Rehabilitation After Surgery for Pets


Rehabilitation therapy in veterinary medicine is similar to physical therapy in people, but has some significant differences due the variations in the animal’s anatomy and the extreme forces that can be placed on their joints, bones, tendons and muscles.  As a result, rehabilitation programs should be developed with veterinary rehabilitation professionals who work closely with your pet’s veterinarian.

Doods practices her balance after TPLO surgery on her left knee.

Doods practices her balance after TPLO surgery on her left knee.

When injured and following surgery, rest and controlled activity is very important for our pets.  However, the longer the body is inactive, the more muscle atrophy will occur.  Realistically, getting back to structured activity is extremely important for the healing process, which is why rehabilitation therapy recommended after surgical procedures.

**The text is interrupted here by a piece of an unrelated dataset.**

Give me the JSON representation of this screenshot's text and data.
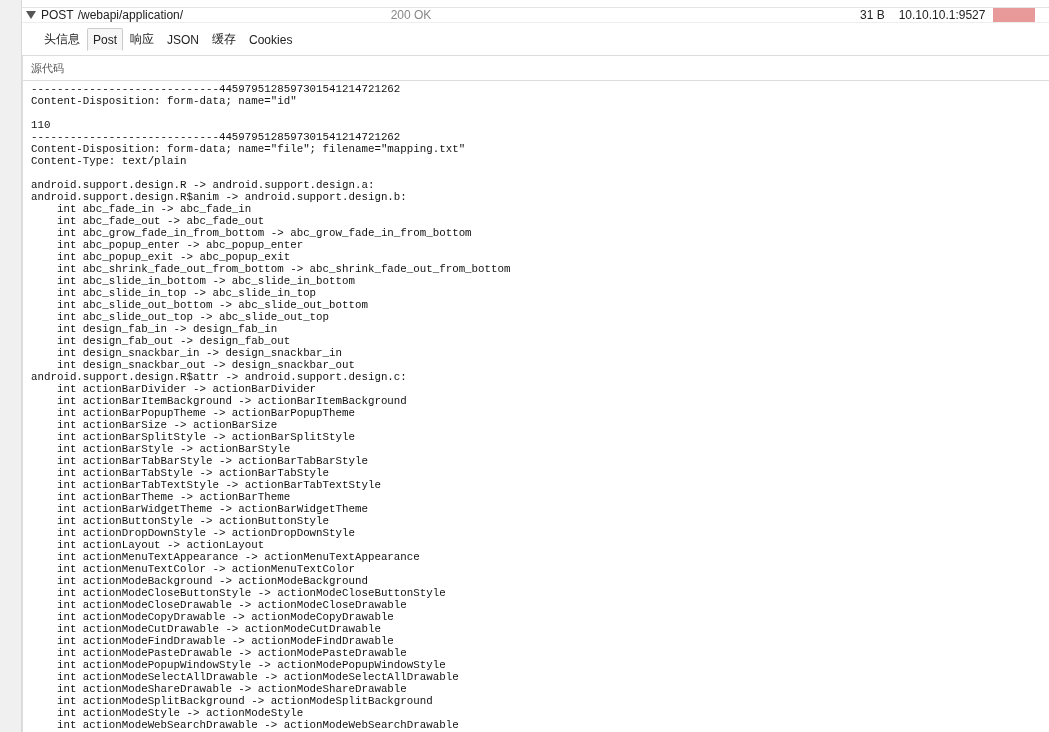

After a surgery, rehabilitation therapy can be beneficial for animal companions by:

  • Reducing inflammation and pain after surgery
  • Promoting early weight bearing
  • Strengthening supporting tissues
  • Decreasing compensatory muscle, myofascial, and back pain
  • Providing mental stimulation for pets who have had restricted activity
  • Improving coordination and balance
  • Reversing muscle atrophy
  • Promoting weight loss if needed
  • Developing structured homework program
  • Safely promoting faster return to function

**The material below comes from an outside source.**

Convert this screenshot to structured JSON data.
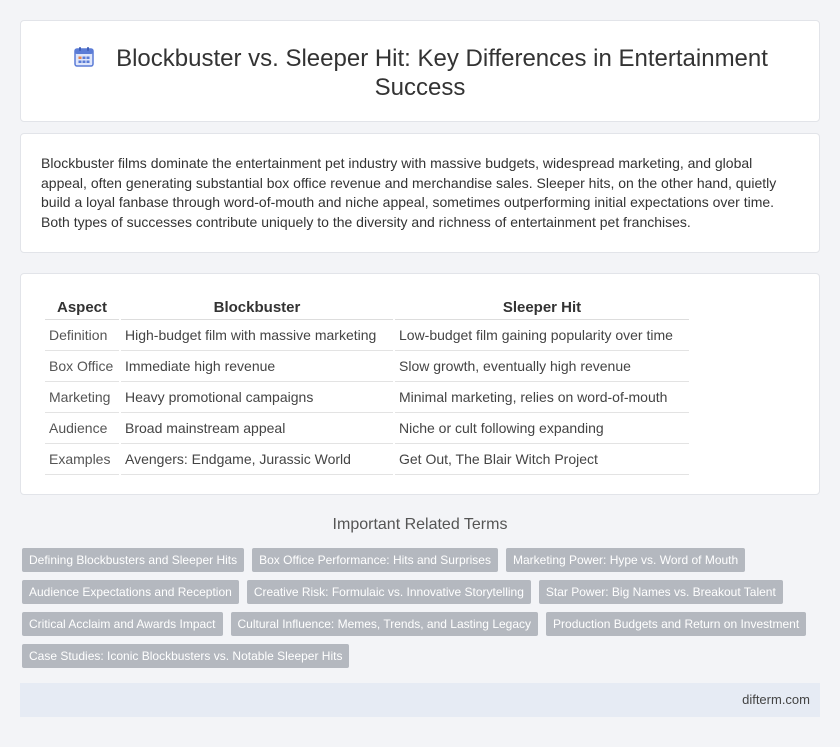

The Not-So-Shocking Truth about Shockwave

By Colleen Lum LVT

What is shockwave?

Does it involve attaching clamps to my dog and sending electrical jolts through his body? NO! In fact, Shockwave Therapy (also known as Acoustic Compression Therapy or Extracoporeal Shockwave Therapy) actually involves the use of sound waves or acoustic waves. These sound waves meet at a focal point in the target tissue (muscle, joint, tendon, etc.) and produce an intense, extremely short duration pressure pulse that delivers therapeutic massage in areas difficult to reach by other methods. This therapeutic massage can help with managing chronic and acute pain as well as assist with healing.

What kind of conditions can ACT help with?Mia ACT

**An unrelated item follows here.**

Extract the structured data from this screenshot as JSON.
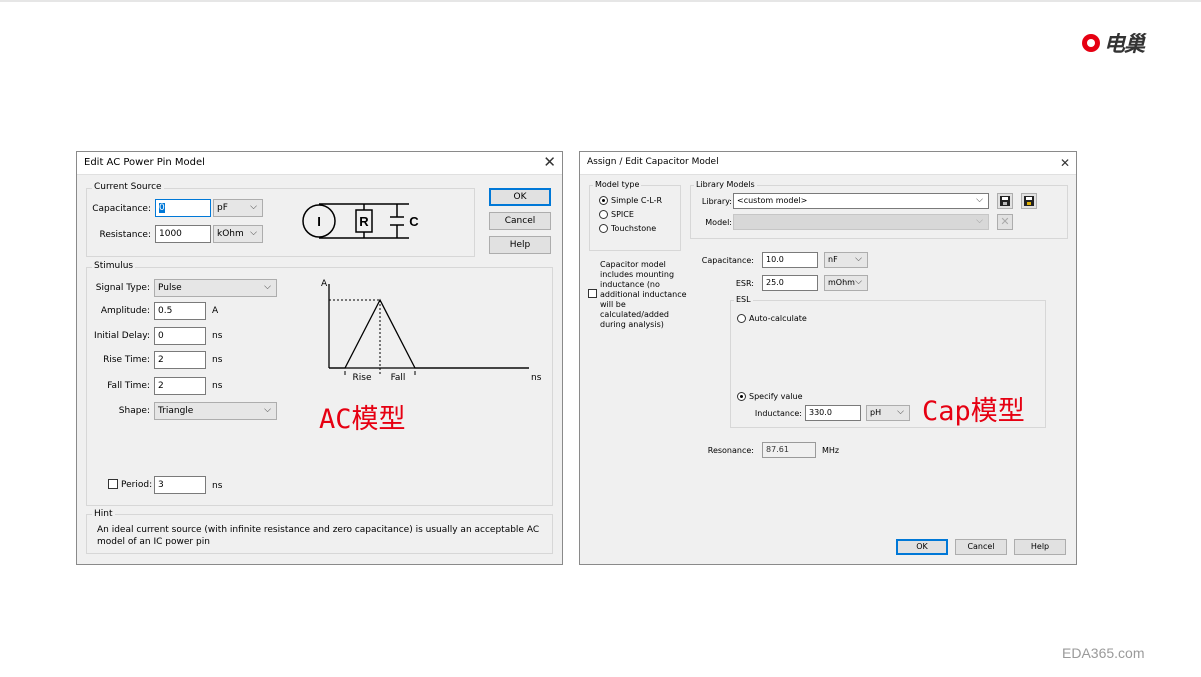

  • Osteoarthritis
  • Hip and elbow dysplasia
  • Muscle repair (iliopsoas strain)
  • Delayed healing of fractures
  • Wound healing
  • Tendonitis (biceps, supraspinatus)
  • Sesamoiditis
  • Chronic back pain